Successes of the Royalists. - Death of De Brederode. - New Oath of

Allegiance - Refused by the Prince of Orange and others. — The Prince

resolves on voluntary Bañishment, and departs for Germany.

Example is followed by the Lords. - Extensive Emigration. — Arrival of

the Duke of Orleans. - Egmont's Humiliation. — Alva's Powers.

Arrest of Egmont and others. — Alva's first Acts of Tyranny. - Council

of Blood.- Recall of the Government.-Alva's Character.-He summons

the Prince of Orange, who is tried by Contumacy. - Horrors committed

by Alva. — Desolate State of the Country. – Trial and Execution of

Egmont and Horn. — The Prince of Orange raises an Army in Ger.

many, and opens his first Campaign in the Netherlands. - Battle of

Heiligerlee. Death of Adolphus of Nassau. - Battle of Jemminghem.

- Success and skilful Conduct of Alva. — Dispersion of the Prince of

Orange's Army. Growth of the naval Power of the Patriots. - Inun.

dation in Holland and Friesland. — Alva reproached by Philip. - Duke

of Medina-Celi appointed Governor. - Is attacked, and his Fleet de.

stroyed by the Patriots. — Demands his Recall. — Policy of the English

Queen, Elizabeth. — The Dutch take Brille. - General Revolt in Holland

and Zealand. - New Expedition of the Prince of Orange. Siege of

Mons. — Success of the Prince. - Siege of Haerlem - Of Alkmaer, -

Removal of Alva. — Don Luis Zanega y Requesens appointed Governor-

General.

Page 118

[blocks in formation]

CHAP. X1.

1576-1580.

TO THE RENUNCIATION OF THE SOVEREIGNTY OF SPAIN AND THE DECLARATION

OF INDEPENDENCE.

Don John of Austria, Governor-General, arrives in the Netherlands. -

His Character and Conduct. - The States send an Envoy to Elizabeth of

England. She advances them a Loan of Money. - The Union of

Brussels. - The Treaty of Marche-en-Famenne, called the Perpetual

Edict. — The impetuous Conduct of Don John excites the public Suspi-

cion. - He seizes on the Citadel of Namur, - The Prince of Orange is

named Protector of Brabant. — The People destroy the Citadels of Ant.

werp and other Towns. - The Duke of Arschot is named Governor of

Flanders. He invites the Archduke Mathias to accept the Government

of the Netherlands. — Wise Conduct of the Prince of Orange. - Ryhove

and Hembyse possess themselves of supreme Power at Ghent. - The

Prince of Orange goes there and establishes Order. - The Archduke

Mathias is installed. - The Prince of Parma arrives in the Netherlands,

and gains the Battle of Gemblours. — Confusion of the States-general.

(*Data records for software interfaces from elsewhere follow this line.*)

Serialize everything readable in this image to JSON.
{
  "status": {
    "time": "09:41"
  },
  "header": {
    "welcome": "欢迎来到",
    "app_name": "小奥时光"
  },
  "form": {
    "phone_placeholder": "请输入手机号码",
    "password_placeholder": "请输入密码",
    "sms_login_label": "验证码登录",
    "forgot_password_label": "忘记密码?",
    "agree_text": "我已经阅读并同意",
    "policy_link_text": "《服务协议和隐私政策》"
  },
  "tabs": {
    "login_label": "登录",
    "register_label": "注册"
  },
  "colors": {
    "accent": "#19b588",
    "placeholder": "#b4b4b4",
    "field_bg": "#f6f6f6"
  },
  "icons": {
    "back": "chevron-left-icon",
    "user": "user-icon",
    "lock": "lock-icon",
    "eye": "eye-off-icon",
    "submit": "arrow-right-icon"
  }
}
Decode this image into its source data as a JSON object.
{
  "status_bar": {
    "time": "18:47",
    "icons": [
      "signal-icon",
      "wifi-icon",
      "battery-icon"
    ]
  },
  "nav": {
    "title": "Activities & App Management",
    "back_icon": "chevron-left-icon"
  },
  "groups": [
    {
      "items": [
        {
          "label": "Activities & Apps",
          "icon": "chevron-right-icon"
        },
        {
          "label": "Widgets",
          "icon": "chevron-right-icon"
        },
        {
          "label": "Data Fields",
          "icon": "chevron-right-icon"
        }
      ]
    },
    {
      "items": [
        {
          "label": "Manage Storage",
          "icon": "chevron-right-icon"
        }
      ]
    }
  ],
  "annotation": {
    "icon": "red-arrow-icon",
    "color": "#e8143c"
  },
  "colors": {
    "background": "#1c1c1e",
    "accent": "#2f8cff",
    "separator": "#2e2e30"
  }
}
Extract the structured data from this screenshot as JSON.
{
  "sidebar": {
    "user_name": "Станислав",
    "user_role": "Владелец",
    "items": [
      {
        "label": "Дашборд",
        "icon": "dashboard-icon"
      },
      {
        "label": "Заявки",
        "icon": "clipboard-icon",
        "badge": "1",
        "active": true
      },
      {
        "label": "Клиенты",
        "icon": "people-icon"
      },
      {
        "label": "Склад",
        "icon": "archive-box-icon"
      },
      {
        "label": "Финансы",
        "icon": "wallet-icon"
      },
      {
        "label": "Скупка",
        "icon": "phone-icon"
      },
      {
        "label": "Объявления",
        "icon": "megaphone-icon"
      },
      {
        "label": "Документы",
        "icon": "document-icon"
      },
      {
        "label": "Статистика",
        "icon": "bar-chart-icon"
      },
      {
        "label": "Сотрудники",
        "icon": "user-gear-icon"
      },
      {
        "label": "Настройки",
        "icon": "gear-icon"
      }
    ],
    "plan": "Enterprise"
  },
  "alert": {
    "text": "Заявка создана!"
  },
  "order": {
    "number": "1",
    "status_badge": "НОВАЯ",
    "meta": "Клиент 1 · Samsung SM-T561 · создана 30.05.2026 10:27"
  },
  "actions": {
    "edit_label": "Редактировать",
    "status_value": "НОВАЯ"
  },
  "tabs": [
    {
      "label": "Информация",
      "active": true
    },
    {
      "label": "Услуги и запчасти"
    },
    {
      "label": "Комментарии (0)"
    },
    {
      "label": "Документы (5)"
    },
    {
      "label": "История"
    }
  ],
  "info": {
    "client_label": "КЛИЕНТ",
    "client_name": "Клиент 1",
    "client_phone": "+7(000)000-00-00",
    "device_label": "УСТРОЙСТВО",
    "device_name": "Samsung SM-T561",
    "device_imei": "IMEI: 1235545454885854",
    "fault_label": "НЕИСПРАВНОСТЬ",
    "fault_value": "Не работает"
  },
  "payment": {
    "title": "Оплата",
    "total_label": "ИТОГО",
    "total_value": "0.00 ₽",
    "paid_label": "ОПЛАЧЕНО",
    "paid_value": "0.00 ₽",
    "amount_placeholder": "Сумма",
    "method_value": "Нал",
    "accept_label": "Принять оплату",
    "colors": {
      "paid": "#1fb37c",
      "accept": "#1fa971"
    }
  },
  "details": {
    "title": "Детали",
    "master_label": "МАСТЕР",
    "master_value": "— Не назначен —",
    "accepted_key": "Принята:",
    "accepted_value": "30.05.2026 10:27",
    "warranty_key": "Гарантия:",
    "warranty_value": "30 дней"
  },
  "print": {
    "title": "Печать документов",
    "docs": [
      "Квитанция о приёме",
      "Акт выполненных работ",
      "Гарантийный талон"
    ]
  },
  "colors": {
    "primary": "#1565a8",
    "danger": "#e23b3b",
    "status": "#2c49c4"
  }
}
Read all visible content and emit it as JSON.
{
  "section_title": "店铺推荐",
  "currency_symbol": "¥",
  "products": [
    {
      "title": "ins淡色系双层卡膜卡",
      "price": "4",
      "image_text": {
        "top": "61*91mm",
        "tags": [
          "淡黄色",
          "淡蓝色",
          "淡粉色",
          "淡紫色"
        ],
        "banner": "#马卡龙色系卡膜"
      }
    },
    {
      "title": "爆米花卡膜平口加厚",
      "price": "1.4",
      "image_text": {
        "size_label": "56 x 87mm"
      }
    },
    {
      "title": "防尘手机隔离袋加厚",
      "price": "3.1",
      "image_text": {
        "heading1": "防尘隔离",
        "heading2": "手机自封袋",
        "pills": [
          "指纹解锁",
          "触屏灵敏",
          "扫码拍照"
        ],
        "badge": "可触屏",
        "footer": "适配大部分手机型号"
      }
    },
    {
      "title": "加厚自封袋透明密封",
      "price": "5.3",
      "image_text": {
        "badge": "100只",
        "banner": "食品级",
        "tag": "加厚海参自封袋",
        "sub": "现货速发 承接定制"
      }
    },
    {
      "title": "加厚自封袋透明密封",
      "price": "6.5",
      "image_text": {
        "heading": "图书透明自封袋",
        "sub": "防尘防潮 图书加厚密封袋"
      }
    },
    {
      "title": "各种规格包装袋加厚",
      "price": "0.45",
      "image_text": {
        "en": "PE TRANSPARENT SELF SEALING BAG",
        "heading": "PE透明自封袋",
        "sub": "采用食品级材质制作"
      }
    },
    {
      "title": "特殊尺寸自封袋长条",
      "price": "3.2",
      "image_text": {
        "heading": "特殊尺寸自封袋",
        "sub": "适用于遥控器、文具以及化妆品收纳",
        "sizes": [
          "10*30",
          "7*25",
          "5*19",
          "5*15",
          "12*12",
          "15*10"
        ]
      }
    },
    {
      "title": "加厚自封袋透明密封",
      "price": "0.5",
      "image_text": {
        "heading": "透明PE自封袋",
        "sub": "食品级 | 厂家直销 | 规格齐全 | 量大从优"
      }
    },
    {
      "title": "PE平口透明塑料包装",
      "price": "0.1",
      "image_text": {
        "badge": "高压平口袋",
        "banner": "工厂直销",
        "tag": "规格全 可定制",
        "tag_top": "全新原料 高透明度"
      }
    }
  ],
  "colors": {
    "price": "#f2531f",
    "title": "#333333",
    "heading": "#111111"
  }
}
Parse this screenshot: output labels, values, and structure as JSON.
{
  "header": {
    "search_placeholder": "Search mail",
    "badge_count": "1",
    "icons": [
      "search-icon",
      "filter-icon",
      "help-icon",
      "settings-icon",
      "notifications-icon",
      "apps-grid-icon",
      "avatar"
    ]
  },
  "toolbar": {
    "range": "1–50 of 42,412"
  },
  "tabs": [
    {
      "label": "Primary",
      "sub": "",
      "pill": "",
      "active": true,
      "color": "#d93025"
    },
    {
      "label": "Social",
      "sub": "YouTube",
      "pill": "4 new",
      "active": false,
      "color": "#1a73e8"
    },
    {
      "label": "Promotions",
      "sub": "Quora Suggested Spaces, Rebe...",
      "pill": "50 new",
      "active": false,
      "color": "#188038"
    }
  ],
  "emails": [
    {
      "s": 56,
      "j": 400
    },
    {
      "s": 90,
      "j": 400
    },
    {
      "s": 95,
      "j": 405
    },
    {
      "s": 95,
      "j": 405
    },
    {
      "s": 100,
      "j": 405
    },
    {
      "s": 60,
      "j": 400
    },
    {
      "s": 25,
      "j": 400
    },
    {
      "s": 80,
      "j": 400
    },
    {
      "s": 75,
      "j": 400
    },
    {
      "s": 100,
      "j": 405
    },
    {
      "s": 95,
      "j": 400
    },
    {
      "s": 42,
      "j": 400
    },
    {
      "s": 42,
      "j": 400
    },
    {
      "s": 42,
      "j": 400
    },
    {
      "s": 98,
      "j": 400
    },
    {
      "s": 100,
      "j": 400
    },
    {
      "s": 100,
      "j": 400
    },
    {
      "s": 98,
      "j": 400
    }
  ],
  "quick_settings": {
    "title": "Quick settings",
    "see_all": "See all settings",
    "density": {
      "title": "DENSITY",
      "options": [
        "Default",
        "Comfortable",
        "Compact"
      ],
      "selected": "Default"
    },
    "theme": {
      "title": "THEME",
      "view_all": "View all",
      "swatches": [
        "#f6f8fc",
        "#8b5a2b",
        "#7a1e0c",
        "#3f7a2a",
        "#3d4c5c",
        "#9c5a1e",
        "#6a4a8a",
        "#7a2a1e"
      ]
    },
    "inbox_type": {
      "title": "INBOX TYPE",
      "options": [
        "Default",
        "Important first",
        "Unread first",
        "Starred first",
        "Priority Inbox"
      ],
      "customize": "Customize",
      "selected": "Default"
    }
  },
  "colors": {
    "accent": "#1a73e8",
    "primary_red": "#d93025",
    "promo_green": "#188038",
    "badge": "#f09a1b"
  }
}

The Duke of Alençon comes to their Assistance. - Dissensions among

the Patriot Chiefs. — Death of Don John of Austria. - Suspicions of his

having been poisoned by Order of Philip II. — The Prince of Parma is

declared Governor-General. – The Union of Utrecht. - The Prince of

Parma takes the Field. — The Congress of Cologne rendered fruitless by

the Obstinacy of Philip. - The States-general assemble at Antwerp, and

issue a Declaration of National Independence. — The Sovereignty of the

Netherlands granted to the Duke of Alençon.

Page 150

« PreviousContinue »